Data for Global Navigation Satellite Systems


The Global Positioning Satellite System is a space navigation system operated by the United States Air Force Space Command. It is available for military and civilian use, and at the present time is the most widely used navigation system in the world. A minimum of 24 satellites are maintained in near circular semisynchronous orbits spread over 6 different orbital planes. GPS satellite


Channel Frequency/MHz Use Comments
L11575.42Civilian C/A and P codes
L21227.60Military P code
L31381.05NUDET Nuclear detonation detection
L41842.40Ionospheric Correction Minimal ionospheric delay
L51176.45Civilian Second civilian channel
S12227.50Telemetry Satellite systems monitoring

1. Not all satellites use all the frequencies listed above. Early satellites in the series transmitted only the L1, L2 and L3 channels.
2. C/A stands for coarse acquisition code, P stands for precision code.
3. Information is impressed (modulated) on the respective carrier signals using spread spectrum techniques. Pseudo-random code sequences are used. The C/A (coarse/acquisition) modulation has a repetition length of 1023 bits, and the modulated bit rate is 1.023 million bits per second, thus repeating the code in one millisecond. The P (precision) modulation has a pseudo-random code length of six trillion (6 x 1012) bits and a modulation rate ten times that of the C/A code. The C/A pseudo-random sequence is widely available (clear access), whereas the P sequence is restricted to selected users. Superimposed on the C/A and P codes is a low data rate (50 bps) modulation which transmits information about the satellite ephemeris, clock and other corrections and information about the status of both the particular satellite and the GPS system.
4. GPS carrier frequencies are an integral multiple of the high speed (P code) chip rate:

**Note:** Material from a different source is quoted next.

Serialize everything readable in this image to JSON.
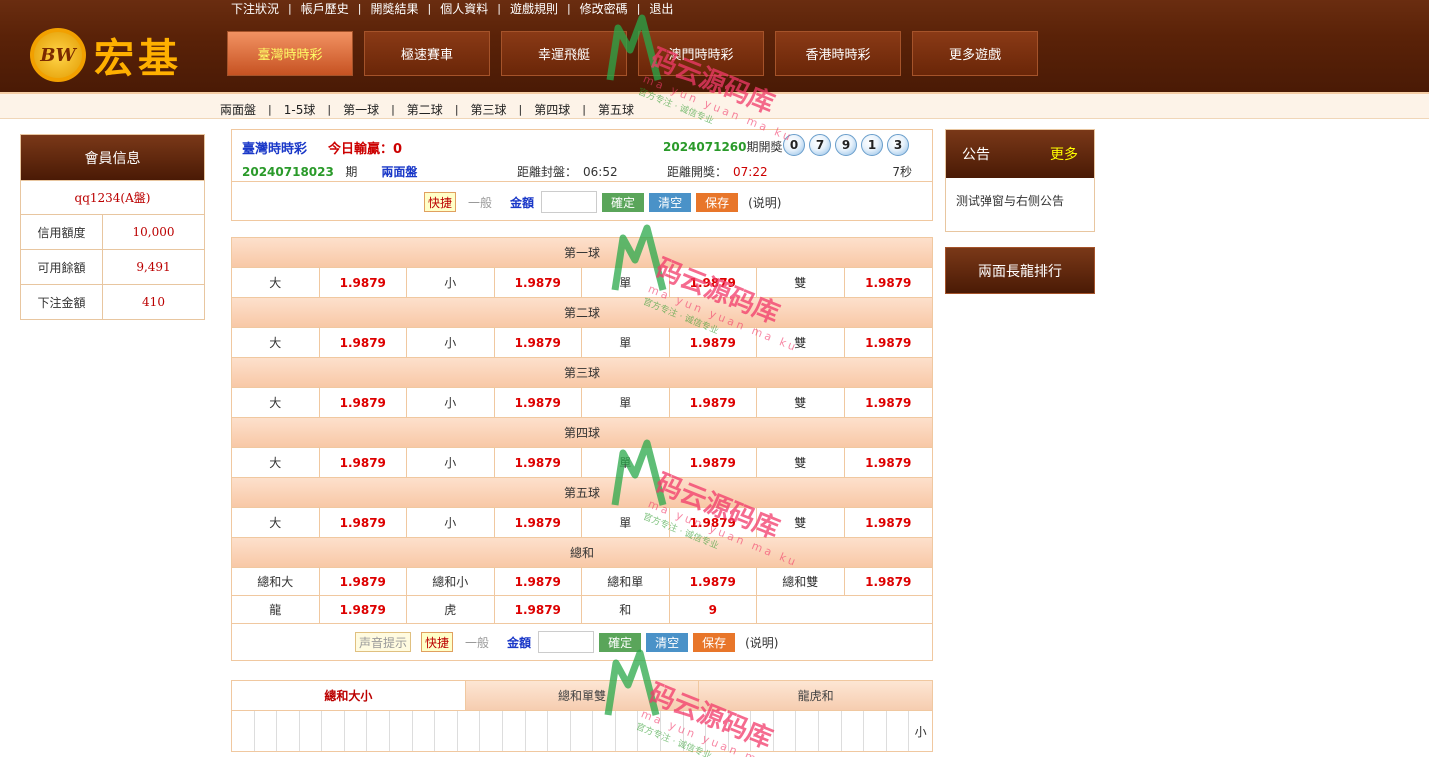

5. The nuclear burst detection (NUDET) capability consists of three sensors: an optical sensor, an X-ray dosimeter and an EMP (electromagnetic pulse) detector. The presence of very accurate clocks on board the satellite enables time-of-flight measurements from different satellites to compute the position of the nuclear explosion. The L3 channel is encrypted.

Satellite Orbital Data:

Satellite Timing:

General Data

Ionospheric Effects Data

The ionosphere is a plasma existing in the upper atmosphere between the approximate altitudes of 80 to 800 km. Radio waves passing through this plasma will be retarded (slowed down). The amount of retardation may be expressed in terms of time or equivalent range. It is proportional to the columnar electron content (electrons per square metre) of the ionosphere and the inverse square of the signal frequency. The total electron content [TEC] between the satellites and ground is typically between a few and several hundred TECU where 1 TEC Unit = 1016 electrons/m2. Specific timing and ranging errors for different TEC values are specified at the L1 GPS frequency in the table below.

TECURange Error(m)Time error(ns)